What is expected >> Copy the entries exactly, leaving out nothing.

Dataset excerpts
******************************

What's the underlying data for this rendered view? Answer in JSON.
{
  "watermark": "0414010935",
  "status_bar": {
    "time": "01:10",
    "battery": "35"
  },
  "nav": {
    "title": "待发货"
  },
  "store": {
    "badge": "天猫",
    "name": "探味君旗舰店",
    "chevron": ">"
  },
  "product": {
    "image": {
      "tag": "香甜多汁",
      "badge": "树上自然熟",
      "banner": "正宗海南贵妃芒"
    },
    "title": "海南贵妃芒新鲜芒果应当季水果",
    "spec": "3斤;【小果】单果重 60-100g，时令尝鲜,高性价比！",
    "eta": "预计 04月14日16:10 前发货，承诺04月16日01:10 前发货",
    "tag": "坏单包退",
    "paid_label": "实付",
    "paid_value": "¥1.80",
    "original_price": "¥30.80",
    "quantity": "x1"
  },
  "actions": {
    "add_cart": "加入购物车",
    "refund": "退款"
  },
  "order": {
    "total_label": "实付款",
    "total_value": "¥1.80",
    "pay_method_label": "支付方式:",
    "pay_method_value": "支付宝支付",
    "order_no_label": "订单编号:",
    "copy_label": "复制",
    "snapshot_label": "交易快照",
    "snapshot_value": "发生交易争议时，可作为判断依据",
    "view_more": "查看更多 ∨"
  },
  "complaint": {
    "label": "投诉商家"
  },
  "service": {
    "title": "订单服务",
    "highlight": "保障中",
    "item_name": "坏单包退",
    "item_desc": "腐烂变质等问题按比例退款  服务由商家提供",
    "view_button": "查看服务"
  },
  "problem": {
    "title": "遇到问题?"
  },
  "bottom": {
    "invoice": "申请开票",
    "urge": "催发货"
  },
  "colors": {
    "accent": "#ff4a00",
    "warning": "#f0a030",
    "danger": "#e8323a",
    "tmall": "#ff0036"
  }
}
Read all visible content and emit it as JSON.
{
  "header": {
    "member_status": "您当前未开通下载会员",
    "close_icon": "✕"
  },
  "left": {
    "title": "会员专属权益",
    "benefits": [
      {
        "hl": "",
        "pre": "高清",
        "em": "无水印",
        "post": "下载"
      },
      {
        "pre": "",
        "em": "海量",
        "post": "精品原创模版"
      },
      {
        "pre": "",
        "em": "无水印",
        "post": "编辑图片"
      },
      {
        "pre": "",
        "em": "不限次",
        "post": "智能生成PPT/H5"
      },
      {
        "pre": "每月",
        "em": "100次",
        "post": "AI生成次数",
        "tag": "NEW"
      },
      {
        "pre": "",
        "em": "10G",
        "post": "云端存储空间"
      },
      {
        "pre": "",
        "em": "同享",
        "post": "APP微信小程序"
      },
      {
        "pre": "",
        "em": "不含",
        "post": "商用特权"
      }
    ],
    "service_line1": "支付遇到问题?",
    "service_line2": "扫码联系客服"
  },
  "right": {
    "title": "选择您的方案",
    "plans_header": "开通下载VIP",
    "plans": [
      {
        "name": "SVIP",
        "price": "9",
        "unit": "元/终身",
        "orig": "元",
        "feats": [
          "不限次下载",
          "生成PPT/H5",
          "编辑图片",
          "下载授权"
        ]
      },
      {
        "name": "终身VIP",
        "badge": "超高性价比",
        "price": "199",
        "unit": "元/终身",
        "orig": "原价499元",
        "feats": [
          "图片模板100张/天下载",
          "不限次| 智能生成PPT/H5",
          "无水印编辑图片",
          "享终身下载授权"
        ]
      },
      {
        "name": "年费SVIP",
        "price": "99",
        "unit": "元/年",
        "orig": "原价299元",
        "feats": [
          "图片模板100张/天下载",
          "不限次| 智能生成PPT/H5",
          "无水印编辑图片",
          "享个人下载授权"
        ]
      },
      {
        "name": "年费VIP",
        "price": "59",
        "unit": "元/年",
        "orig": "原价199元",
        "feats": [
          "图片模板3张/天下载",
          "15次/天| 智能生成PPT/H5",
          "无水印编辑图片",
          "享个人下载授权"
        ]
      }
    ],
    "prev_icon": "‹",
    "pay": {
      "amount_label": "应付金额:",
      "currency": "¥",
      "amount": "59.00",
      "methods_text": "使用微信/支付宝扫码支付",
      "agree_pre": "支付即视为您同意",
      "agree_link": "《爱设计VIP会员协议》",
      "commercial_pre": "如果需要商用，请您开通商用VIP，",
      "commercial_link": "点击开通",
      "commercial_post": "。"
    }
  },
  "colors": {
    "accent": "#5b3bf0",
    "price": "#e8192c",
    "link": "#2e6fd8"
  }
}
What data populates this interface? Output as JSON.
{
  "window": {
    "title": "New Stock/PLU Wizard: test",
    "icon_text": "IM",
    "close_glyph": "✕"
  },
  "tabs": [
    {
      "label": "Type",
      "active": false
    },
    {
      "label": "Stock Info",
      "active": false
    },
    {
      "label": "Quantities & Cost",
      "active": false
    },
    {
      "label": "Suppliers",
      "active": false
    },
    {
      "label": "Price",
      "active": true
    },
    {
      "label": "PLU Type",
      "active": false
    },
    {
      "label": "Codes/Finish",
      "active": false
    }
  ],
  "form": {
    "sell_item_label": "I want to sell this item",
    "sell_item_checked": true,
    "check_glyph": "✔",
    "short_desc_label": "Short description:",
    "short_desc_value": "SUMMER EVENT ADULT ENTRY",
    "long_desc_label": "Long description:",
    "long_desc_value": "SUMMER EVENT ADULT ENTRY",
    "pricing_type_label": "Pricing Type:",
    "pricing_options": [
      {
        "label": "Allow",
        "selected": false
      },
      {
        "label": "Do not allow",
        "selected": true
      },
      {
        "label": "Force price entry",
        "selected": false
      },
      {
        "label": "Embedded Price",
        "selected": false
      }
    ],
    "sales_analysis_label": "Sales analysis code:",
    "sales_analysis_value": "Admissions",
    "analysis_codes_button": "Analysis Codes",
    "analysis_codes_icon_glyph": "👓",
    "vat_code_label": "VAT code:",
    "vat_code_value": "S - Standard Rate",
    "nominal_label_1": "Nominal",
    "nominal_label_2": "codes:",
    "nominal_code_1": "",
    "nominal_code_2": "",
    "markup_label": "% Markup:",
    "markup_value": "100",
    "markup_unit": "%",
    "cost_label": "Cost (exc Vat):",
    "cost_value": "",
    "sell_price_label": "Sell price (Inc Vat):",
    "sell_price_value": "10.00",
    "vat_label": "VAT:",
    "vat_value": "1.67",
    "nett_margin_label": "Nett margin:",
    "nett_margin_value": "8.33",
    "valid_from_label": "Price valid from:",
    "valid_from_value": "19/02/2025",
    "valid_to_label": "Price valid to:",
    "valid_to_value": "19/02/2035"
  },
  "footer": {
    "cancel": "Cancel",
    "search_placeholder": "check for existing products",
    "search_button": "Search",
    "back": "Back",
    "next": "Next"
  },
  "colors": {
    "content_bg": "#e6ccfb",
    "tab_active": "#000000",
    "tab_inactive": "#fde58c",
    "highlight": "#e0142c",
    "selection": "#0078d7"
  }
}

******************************

Task solution >>
What's the underlying data for this rendered view? Answer in JSON.
{
  "watermark": "0414010935",
  "status_bar": {
    "time": "01:10",
    "battery": "35"
  },
  "nav": {
    "title": "待发货"
  },
  "store": {
    "badge": "天猫",
    "name": "探味君旗舰店",
    "chevron": ">"
  },
  "product": {
    "image": {
      "tag": "香甜多汁",
      "badge": "树上自然熟",
      "banner": "正宗海南贵妃芒"
    },
    "title": "海南贵妃芒新鲜芒果应当季水果",
    "spec": "3斤;【小果】单果重 60-100g，时令尝鲜,高性价比！",
    "eta": "预计 04月14日16:10 前发货，承诺04月16日01:10 前发货",
    "tag": "坏单包退",
    "paid_label": "实付",
    "paid_value": "¥1.80",
    "original_price": "¥30.80",
    "quantity": "x1"
  },
  "actions": {
    "add_cart": "加入购物车",
    "refund": "退款"
  },
  "order": {
    "total_label": "实付款",
    "total_value": "¥1.80",
    "pay_method_label": "支付方式:",
    "pay_method_value": "支付宝支付",
    "order_no_label": "订单编号:",
    "copy_label": "复制",
    "snapshot_label": "交易快照",
    "snapshot_value": "发生交易争议时，可作为判断依据",
    "view_more": "查看更多 ∨"
  },
  "complaint": {
    "label": "投诉商家"
  },
  "service": {
    "title": "订单服务",
    "highlight": "保障中",
    "item_name": "坏单包退",
    "item_desc": "腐烂变质等问题按比例退款  服务由商家提供",
    "view_button": "查看服务"
  },
  "problem": {
    "title": "遇到问题?"
  },
  "bottom": {
    "invoice": "申请开票",
    "urge": "催发货"
  },
  "colors": {
    "accent": "#ff4a00",
    "warning": "#f0a030",
    "danger": "#e8323a",
    "tmall": "#ff0036"
  }
}
Read all visible content and emit it as JSON.
{
  "header": {
    "member_status": "您当前未开通下载会员",
    "close_icon": "✕"
  },
  "left": {
    "title": "会员专属权益",
    "benefits": [
      {
        "hl": "",
        "pre": "高清",
        "em": "无水印",
        "post": "下载"
      },
      {
        "pre": "",
        "em": "海量",
        "post": "精品原创模版"
      },
      {
        "pre": "",
        "em": "无水印",
        "post": "编辑图片"
      },
      {
        "pre": "",
        "em": "不限次",
        "post": "智能生成PPT/H5"
      },
      {
        "pre": "每月",
        "em": "100次",
        "post": "AI生成次数",
        "tag": "NEW"
      },
      {
        "pre": "",
        "em": "10G",
        "post": "云端存储空间"
      },
      {
        "pre": "",
        "em": "同享",
        "post": "APP微信小程序"
      },
      {
        "pre": "",
        "em": "不含",
        "post": "商用特权"
      }
    ],
    "service_line1": "支付遇到问题?",
    "service_line2": "扫码联系客服"
  },
  "right": {
    "title": "选择您的方案",
    "plans_header": "开通下载VIP",
    "plans": [
      {
        "name": "SVIP",
        "price": "9",
        "unit": "元/终身",
        "orig": "元",
        "feats": [
          "不限次下载",
          "生成PPT/H5",
          "编辑图片",
          "下载授权"
        ]
      },
      {
        "name": "终身VIP",
        "badge": "超高性价比",
        "price": "199",
        "unit": "元/终身",
        "orig": "原价499元",
        "feats": [
          "图片模板100张/天下载",
          "不限次| 智能生成PPT/H5",
          "无水印编辑图片",
          "享终身下载授权"
        ]
      },
      {
        "name": "年费SVIP",
        "price": "99",
        "unit": "元/年",
        "orig": "原价299元",
        "feats": [
          "图片模板100张/天下载",
          "不限次| 智能生成PPT/H5",
          "无水印编辑图片",
          "享个人下载授权"
        ]
      },
      {
        "name": "年费VIP",
        "price": "59",
        "unit": "元/年",
        "orig": "原价199元",
        "feats": [
          "图片模板3张/天下载",
          "15次/天| 智能生成PPT/H5",
          "无水印编辑图片",
          "享个人下载授权"
        ]
      }
    ],
    "prev_icon": "‹",
    "pay": {
      "amount_label": "应付金额:",
      "currency": "¥",
      "amount": "59.00",
      "methods_text": "使用微信/支付宝扫码支付",
      "agree_pre": "支付即视为您同意",
      "agree_link": "《爱设计VIP会员协议》",
      "commercial_pre": "如果需要商用，请您开通商用VIP，",
      "commercial_link": "点击开通",
      "commercial_post": "。"
    }
  },
  "colors": {
    "accent": "#5b3bf0",
    "price": "#e8192c",
    "link": "#2e6fd8"
  }
}
What data populates this interface? Output as JSON.
{
  "window": {
    "title": "New Stock/PLU Wizard: test",
    "icon_text": "IM",
    "close_glyph": "✕"
  },
  "tabs": [
    {
      "label": "Type",
      "active": false
    },
    {
      "label": "Stock Info",
      "active": false
    },
    {
      "label": "Quantities & Cost",
      "active": false
    },
    {
      "label": "Suppliers",
      "active": false
    },
    {
      "label": "Price",
      "active": true
    },
    {
      "label": "PLU Type",
      "active": false
    },
    {
      "label": "Codes/Finish",
      "active": false
    }
  ],
  "form": {
    "sell_item_label": "I want to sell this item",
    "sell_item_checked": true,
    "check_glyph": "✔",
    "short_desc_label": "Short description:",
    "short_desc_value": "SUMMER EVENT ADULT ENTRY",
    "long_desc_label": "Long description:",
    "long_desc_value": "SUMMER EVENT ADULT ENTRY",
    "pricing_type_label": "Pricing Type:",
    "pricing_options": [
      {
        "label": "Allow",
        "selected": false
      },
      {
        "label": "Do not allow",
        "selected": true
      },
      {
        "label": "Force price entry",
        "selected": false
      },
      {
        "label": "Embedded Price",
        "selected": false
      }
    ],
    "sales_analysis_label": "Sales analysis code:",
    "sales_analysis_value": "Admissions",
    "analysis_codes_button": "Analysis Codes",
    "analysis_codes_icon_glyph": "👓",
    "vat_code_label": "VAT code:",
    "vat_code_value": "S - Standard Rate",
    "nominal_label_1": "Nominal",
    "nominal_label_2": "codes:",
    "nominal_code_1": "",
    "nominal_code_2": "",
    "markup_label": "% Markup:",
    "markup_value": "100",
    "markup_unit": "%",
    "cost_label": "Cost (exc Vat):",
    "cost_value": "",
    "sell_price_label": "Sell price (Inc Vat):",
    "sell_price_value": "10.00",
    "vat_label": "VAT:",
    "vat_value": "1.67",
    "nett_margin_label": "Nett margin:",
    "nett_margin_value": "8.33",
    "valid_from_label": "Price valid from:",
    "valid_from_value": "19/02/2025",
    "valid_to_label": "Price valid to:",
    "valid_to_value": "19/02/2035"
  },
  "footer": {
    "cancel": "Cancel",
    "search_placeholder": "check for existing products",
    "search_button": "Search",
    "back": "Back",
    "next": "Next"
  },
  "colors": {
    "content_bg": "#e6ccfb",
    "tab_active": "#000000",
    "tab_inactive": "#fde58c",
    "highlight": "#e0142c",
    "selection": "#0078d7"
  }
}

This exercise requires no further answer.